**EXERCISE DETAILS**
If a line includes "Name", copy it out of the entries.

**RAW DATA**

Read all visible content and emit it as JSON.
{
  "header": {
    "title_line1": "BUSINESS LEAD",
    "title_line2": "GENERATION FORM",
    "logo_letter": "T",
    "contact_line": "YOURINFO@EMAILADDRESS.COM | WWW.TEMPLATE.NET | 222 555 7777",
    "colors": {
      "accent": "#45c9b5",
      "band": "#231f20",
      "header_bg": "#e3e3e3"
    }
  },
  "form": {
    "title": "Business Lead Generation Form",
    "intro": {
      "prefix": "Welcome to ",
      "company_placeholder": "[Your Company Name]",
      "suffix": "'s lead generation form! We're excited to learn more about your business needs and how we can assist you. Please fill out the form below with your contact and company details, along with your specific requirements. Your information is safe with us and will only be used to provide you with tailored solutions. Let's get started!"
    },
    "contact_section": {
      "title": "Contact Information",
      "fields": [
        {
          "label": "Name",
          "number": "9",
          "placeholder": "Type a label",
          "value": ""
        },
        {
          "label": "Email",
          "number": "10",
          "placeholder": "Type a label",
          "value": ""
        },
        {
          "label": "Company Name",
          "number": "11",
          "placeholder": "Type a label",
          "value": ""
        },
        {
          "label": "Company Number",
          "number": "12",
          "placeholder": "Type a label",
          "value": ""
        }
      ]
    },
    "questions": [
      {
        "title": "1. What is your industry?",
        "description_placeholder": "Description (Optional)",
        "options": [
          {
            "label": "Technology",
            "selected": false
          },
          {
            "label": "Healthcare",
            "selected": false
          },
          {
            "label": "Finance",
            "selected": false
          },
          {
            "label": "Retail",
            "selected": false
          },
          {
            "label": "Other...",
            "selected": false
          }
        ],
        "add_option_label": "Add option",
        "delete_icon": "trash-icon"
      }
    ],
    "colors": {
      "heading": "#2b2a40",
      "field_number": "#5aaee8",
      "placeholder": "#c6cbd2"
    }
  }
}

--

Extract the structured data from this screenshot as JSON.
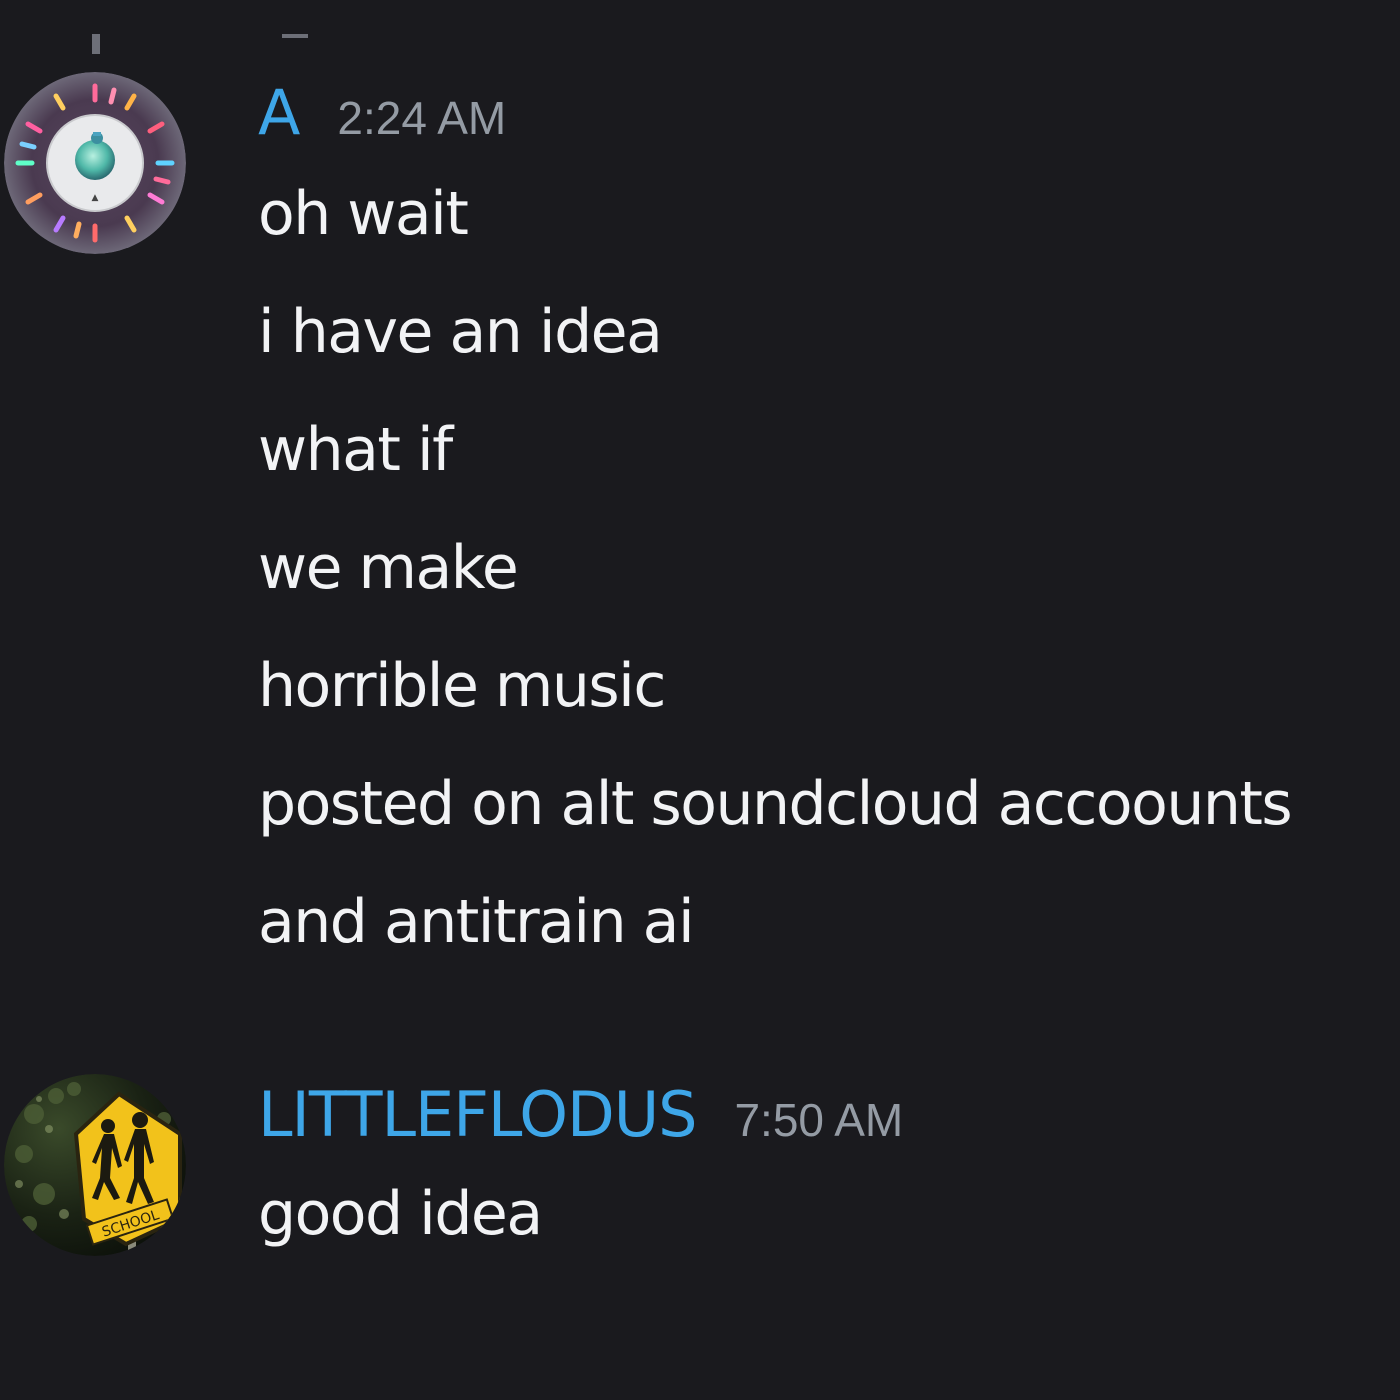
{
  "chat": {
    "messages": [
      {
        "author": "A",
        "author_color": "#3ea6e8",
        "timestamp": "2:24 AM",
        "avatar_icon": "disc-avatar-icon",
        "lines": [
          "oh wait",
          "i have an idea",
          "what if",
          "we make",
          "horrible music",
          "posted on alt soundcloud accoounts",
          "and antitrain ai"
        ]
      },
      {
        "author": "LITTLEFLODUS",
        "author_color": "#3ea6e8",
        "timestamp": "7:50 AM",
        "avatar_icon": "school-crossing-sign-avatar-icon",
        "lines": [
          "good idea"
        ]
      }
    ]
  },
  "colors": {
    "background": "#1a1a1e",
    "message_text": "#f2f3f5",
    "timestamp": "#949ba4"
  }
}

**EXERCISE RESPONSE**
      "company_placeholder": "[Your Company Name]",
          "label": "Name",
          "label": "Company Name",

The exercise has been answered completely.